You can easily use old Windows and DOS programs under Linux with serial port RS232 USB adapters. Finally, I show you how to identify the filestream if you actually have physical RS232 serial ports on a Linux PC.
If you have an old device that uses an RS232 or USB-RS232 connection, and you’re having difficulty getting it to run on your Windows PC due to the old software, you have a chance to get it easily working on your Linux PC using WINE or DOSBox. If you’re not currently running Linux you can use an Ubuntu Live USB stick.
Old program is Windows based:
One-time setup using WINE:
Boot into Ubuntu, in Terminal type
apt install wine sudo adduser $(whoami) dialout
Logout and login again.
Plug in your USB-RS232 adapter. Then type in Terminal
It will probably show up as
Type in Terminal:

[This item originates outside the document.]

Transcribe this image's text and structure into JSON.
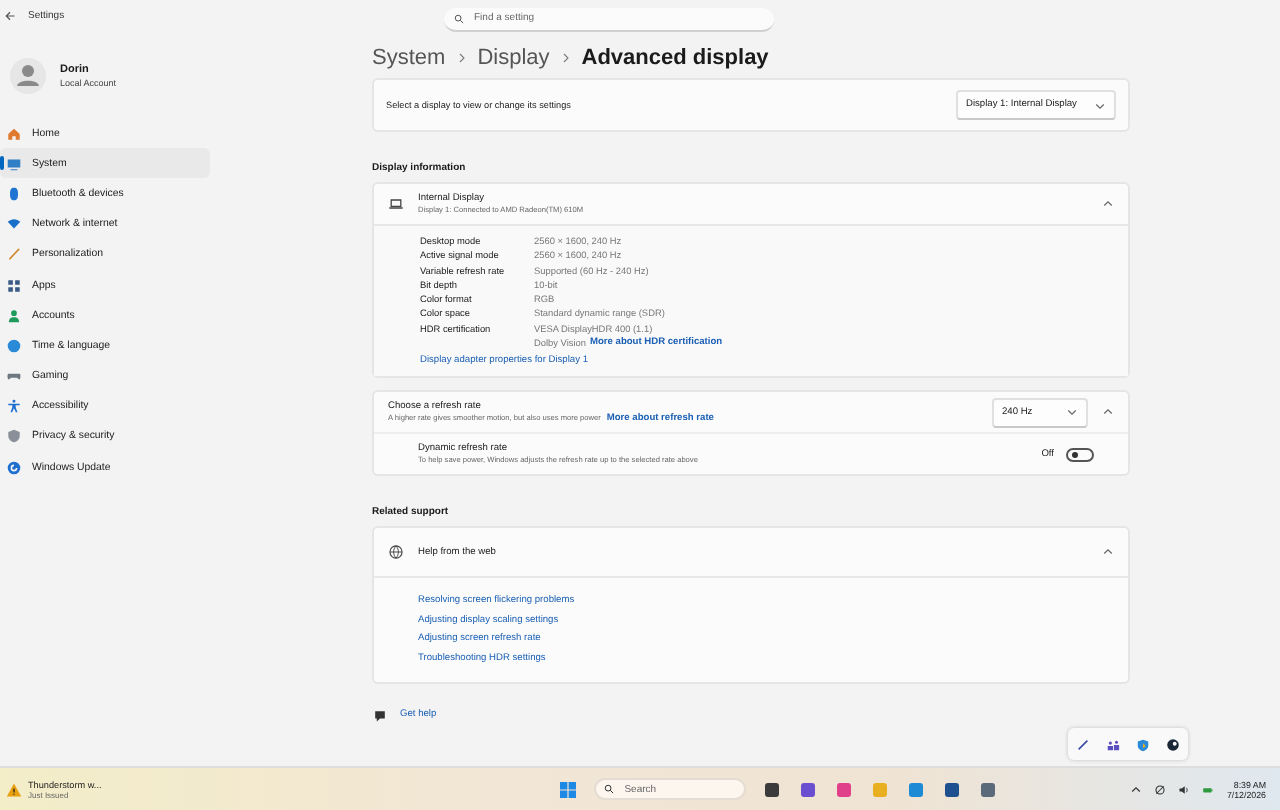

ln -s /dev/ttyUSB0 ~/.wine/dosdevices/com1
And your device will be available on the
COM1port in WINE.
Old program is DOS-based:

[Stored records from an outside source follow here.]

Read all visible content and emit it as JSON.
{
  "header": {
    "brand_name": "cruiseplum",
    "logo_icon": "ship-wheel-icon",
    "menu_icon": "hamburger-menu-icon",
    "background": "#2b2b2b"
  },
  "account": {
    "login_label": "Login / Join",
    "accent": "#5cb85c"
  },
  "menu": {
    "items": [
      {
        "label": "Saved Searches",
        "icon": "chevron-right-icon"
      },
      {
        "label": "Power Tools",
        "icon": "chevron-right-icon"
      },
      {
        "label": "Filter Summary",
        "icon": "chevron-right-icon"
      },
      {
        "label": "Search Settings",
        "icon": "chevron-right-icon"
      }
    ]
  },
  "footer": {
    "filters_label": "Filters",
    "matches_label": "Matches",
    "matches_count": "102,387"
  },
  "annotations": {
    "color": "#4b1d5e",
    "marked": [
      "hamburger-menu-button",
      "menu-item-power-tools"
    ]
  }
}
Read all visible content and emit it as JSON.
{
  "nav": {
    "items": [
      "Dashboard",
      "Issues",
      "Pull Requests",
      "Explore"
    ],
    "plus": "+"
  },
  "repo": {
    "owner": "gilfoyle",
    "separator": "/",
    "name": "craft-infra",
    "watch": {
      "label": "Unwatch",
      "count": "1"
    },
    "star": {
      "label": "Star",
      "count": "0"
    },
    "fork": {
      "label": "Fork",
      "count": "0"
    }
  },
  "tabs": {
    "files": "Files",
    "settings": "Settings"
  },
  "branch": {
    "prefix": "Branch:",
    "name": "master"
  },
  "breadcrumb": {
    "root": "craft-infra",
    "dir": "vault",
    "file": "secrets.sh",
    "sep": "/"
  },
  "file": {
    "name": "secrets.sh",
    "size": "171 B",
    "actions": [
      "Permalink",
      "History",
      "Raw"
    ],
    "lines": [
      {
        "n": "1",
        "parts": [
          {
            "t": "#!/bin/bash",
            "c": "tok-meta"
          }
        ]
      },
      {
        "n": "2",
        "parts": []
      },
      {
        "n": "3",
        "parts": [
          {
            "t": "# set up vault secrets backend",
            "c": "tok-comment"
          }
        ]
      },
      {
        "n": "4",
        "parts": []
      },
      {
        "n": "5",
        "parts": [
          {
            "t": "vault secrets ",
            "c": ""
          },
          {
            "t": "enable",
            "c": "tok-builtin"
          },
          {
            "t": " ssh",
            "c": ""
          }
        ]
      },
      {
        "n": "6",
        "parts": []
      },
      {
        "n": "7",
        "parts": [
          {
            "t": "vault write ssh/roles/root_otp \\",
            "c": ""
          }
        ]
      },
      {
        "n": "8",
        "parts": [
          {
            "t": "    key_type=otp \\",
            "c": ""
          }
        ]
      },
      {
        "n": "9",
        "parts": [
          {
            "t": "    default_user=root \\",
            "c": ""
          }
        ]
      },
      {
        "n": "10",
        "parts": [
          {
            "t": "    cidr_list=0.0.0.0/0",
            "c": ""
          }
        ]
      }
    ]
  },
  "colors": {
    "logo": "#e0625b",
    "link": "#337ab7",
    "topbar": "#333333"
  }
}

You can use DOSBox on Linux, Mac, or Windows. leave a comment if you want help for DOSBOX on Windows.
Since DOSBox works on Android, I’m curious if the Bluetooth to serial port adapters can be made to work in an analogous way from Android DOSBox.

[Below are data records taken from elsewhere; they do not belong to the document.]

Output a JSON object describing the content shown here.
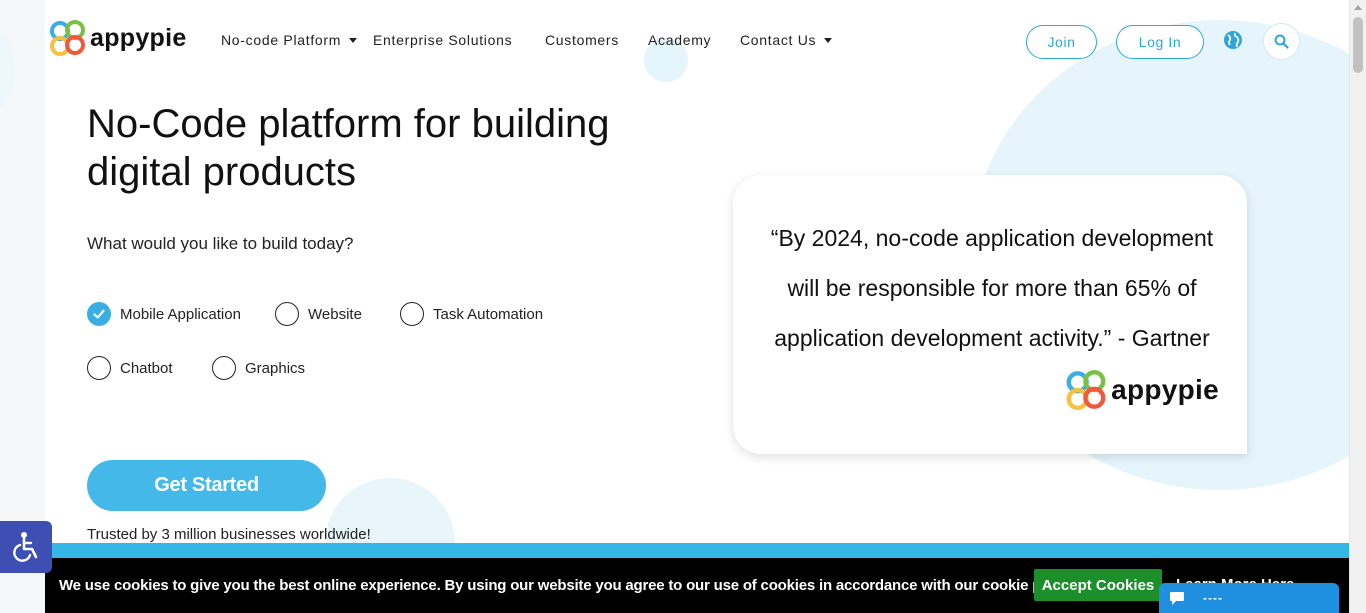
{
  "brand": {
    "name": "appypie"
  },
  "nav": {
    "items": [
      {
        "label": "No-code Platform",
        "has_dropdown": true
      },
      {
        "label": "Enterprise Solutions",
        "has_dropdown": false
      },
      {
        "label": "Customers",
        "has_dropdown": false
      },
      {
        "label": "Academy",
        "has_dropdown": false
      },
      {
        "label": "Contact Us",
        "has_dropdown": true
      }
    ],
    "join_label": "Join",
    "login_label": "Log In",
    "globe_icon": "globe-icon",
    "search_icon": "search-icon"
  },
  "hero": {
    "title_line1": "No-Code platform for building",
    "title_line2": "digital products",
    "prompt": "What would you like to build today?",
    "options": [
      {
        "label": "Mobile Application",
        "selected": true
      },
      {
        "label": "Website",
        "selected": false
      },
      {
        "label": "Task Automation",
        "selected": false
      },
      {
        "label": "Chatbot",
        "selected": false
      },
      {
        "label": "Graphics",
        "selected": false
      }
    ],
    "cta_label": "Get Started",
    "trusted_text": "Trusted by 3 million businesses worldwide!"
  },
  "quote": {
    "line1": "“By 2024, no-code application development",
    "line2": "will be responsible for more than 65% of",
    "line3": "application development activity.” - Gartner",
    "logo_text": "appypie"
  },
  "cookie": {
    "text": "We use cookies to give you the best online experience. By using our website you agree to our use of cookies in accordance with our cookie policy.",
    "accept_label": "Accept Cookies",
    "learn_more_label": "Learn More Here"
  },
  "chat": {
    "label": "----"
  },
  "colors": {
    "accent": "#45b8ea",
    "accent_dark": "#2da6d9",
    "cookie_accept": "#1d8f2a",
    "accessibility": "#3d4fb2",
    "chat": "#1f8fe0"
  }
}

Identify filestreams of physical serial ports on Linux
This is only for if you’re using a motherboard or plugin card 9-pin / 25-pin RS232/RS485 port. StarTech makes some good PCI cards with 2, 4, or 8 RS232 ports that are Linux-friendly.
apt install setserial setserial -g /dev/ttyS* | grep -v unknown